* [WHAT YOU WILL DO]:
Would you restate each entry word for word, omitting the pictures?

Component data from apps and pages
***

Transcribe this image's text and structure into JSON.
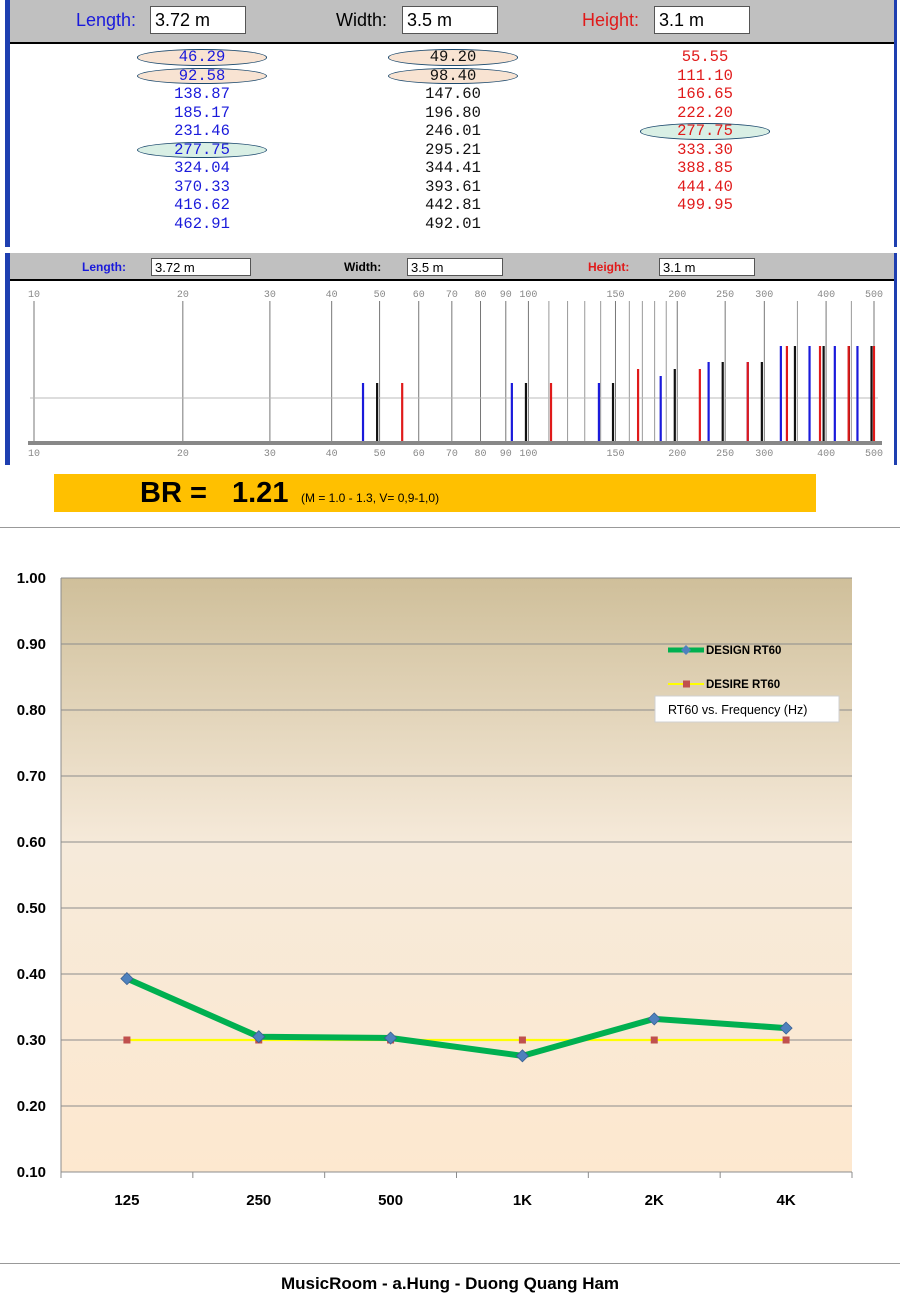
{
  "room": {
    "length_label": "Length:",
    "length_value": "3.72 m",
    "width_label": "Width:",
    "width_value": "3.5 m",
    "height_label": "Height:",
    "height_value": "3.1 m"
  },
  "modes": {
    "length": [
      "46.29",
      "92.58",
      "138.87",
      "185.17",
      "231.46",
      "277.75",
      "324.04",
      "370.33",
      "416.62",
      "462.91"
    ],
    "width": [
      "49.20",
      "98.40",
      "147.60",
      "196.80",
      "246.01",
      "295.21",
      "344.41",
      "393.61",
      "442.81",
      "492.01"
    ],
    "height": [
      "55.55",
      "111.10",
      "166.65",
      "222.20",
      "277.75",
      "333.30",
      "388.85",
      "444.40",
      "499.95"
    ],
    "highlight_length": [
      0,
      1,
      5
    ],
    "highlight_width": [
      0,
      1
    ],
    "highlight_height": [
      4
    ],
    "colors": {
      "length": "#1a1adb",
      "width": "#111111",
      "height": "#e01a1a"
    }
  },
  "freq_axis": {
    "ticks": [
      10,
      20,
      30,
      40,
      50,
      60,
      70,
      80,
      90,
      100,
      150,
      200,
      250,
      300,
      400,
      500
    ],
    "tick_labels": [
      "10",
      "20",
      "30",
      "40",
      "50",
      "60",
      "70",
      "80",
      "90",
      "100",
      "150",
      "200",
      "250",
      "300",
      "400",
      "500"
    ]
  },
  "br": {
    "label": "BR =",
    "value": "1.21",
    "note": "(M = 1.0 - 1.3, V= 0,9-1,0)"
  },
  "chart_data": {
    "type": "line",
    "categories": [
      "125",
      "250",
      "500",
      "1K",
      "2K",
      "4K"
    ],
    "series": [
      {
        "name": "DESIGN RT60",
        "values": [
          0.393,
          0.305,
          0.303,
          0.276,
          0.332,
          0.318
        ],
        "color": "#00b050",
        "marker_color": "#4f81bd"
      },
      {
        "name": "DESIRE RT60",
        "values": [
          0.3,
          0.3,
          0.3,
          0.3,
          0.3,
          0.3
        ],
        "color": "#ffff00",
        "marker_color": "#c0504d"
      }
    ],
    "ylim": [
      0.1,
      1.0
    ],
    "yticks": [
      "0.10",
      "0.20",
      "0.30",
      "0.40",
      "0.50",
      "0.60",
      "0.70",
      "0.80",
      "0.90",
      "1.00"
    ],
    "annotation": "RT60  vs.  Frequency (Hz)",
    "legend_position": "top-right",
    "grid": true
  },
  "footer": "MusicRoom - a.Hung - Duong Quang Ham"
}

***

* [OUTPUT FOR THIS TASK]:
Transcribe this image's text and structure into JSON.
{
  "room": {
    "length_label": "Length:",
    "length_value": "3.72 m",
    "width_label": "Width:",
    "width_value": "3.5 m",
    "height_label": "Height:",
    "height_value": "3.1 m"
  },
  "modes": {
    "length": [
      "46.29",
      "92.58",
      "138.87",
      "185.17",
      "231.46",
      "277.75",
      "324.04",
      "370.33",
      "416.62",
      "462.91"
    ],
    "width": [
      "49.20",
      "98.40",
      "147.60",
      "196.80",
      "246.01",
      "295.21",
      "344.41",
      "393.61",
      "442.81",
      "492.01"
    ],
    "height": [
      "55.55",
      "111.10",
      "166.65",
      "222.20",
      "277.75",
      "333.30",
      "388.85",
      "444.40",
      "499.95"
    ],
    "highlight_length": [
      0,
      1,
      5
    ],
    "highlight_width": [
      0,
      1
    ],
    "highlight_height": [
      4
    ],
    "colors": {
      "length": "#1a1adb",
      "width": "#111111",
      "height": "#e01a1a"
    }
  },
  "freq_axis": {
    "ticks": [
      10,
      20,
      30,
      40,
      50,
      60,
      70,
      80,
      90,
      100,
      150,
      200,
      250,
      300,
      400,
      500
    ],
    "tick_labels": [
      "10",
      "20",
      "30",
      "40",
      "50",
      "60",
      "70",
      "80",
      "90",
      "100",
      "150",
      "200",
      "250",
      "300",
      "400",
      "500"
    ]
  },
  "br": {
    "label": "BR =",
    "value": "1.21",
    "note": "(M = 1.0 - 1.3, V= 0,9-1,0)"
  },
  "chart_data": {
    "type": "line",
    "categories": [
      "125",
      "250",
      "500",
      "1K",
      "2K",
      "4K"
    ],
    "series": [
      {
        "name": "DESIGN RT60",
        "values": [
          0.393,
          0.305,
          0.303,
          0.276,
          0.332,
          0.318
        ],
        "color": "#00b050",
        "marker_color": "#4f81bd"
      },
      {
        "name": "DESIRE RT60",
        "values": [
          0.3,
          0.3,
          0.3,
          0.3,
          0.3,
          0.3
        ],
        "color": "#ffff00",
        "marker_color": "#c0504d"
      }
    ],
    "ylim": [
      0.1,
      1.0
    ],
    "yticks": [
      "0.10",
      "0.20",
      "0.30",
      "0.40",
      "0.50",
      "0.60",
      "0.70",
      "0.80",
      "0.90",
      "1.00"
    ],
    "annotation": "RT60  vs.  Frequency (Hz)",
    "legend_position": "top-right",
    "grid": true
  },
  "footer": "MusicRoom - a.Hung - Duong Quang Ham"
}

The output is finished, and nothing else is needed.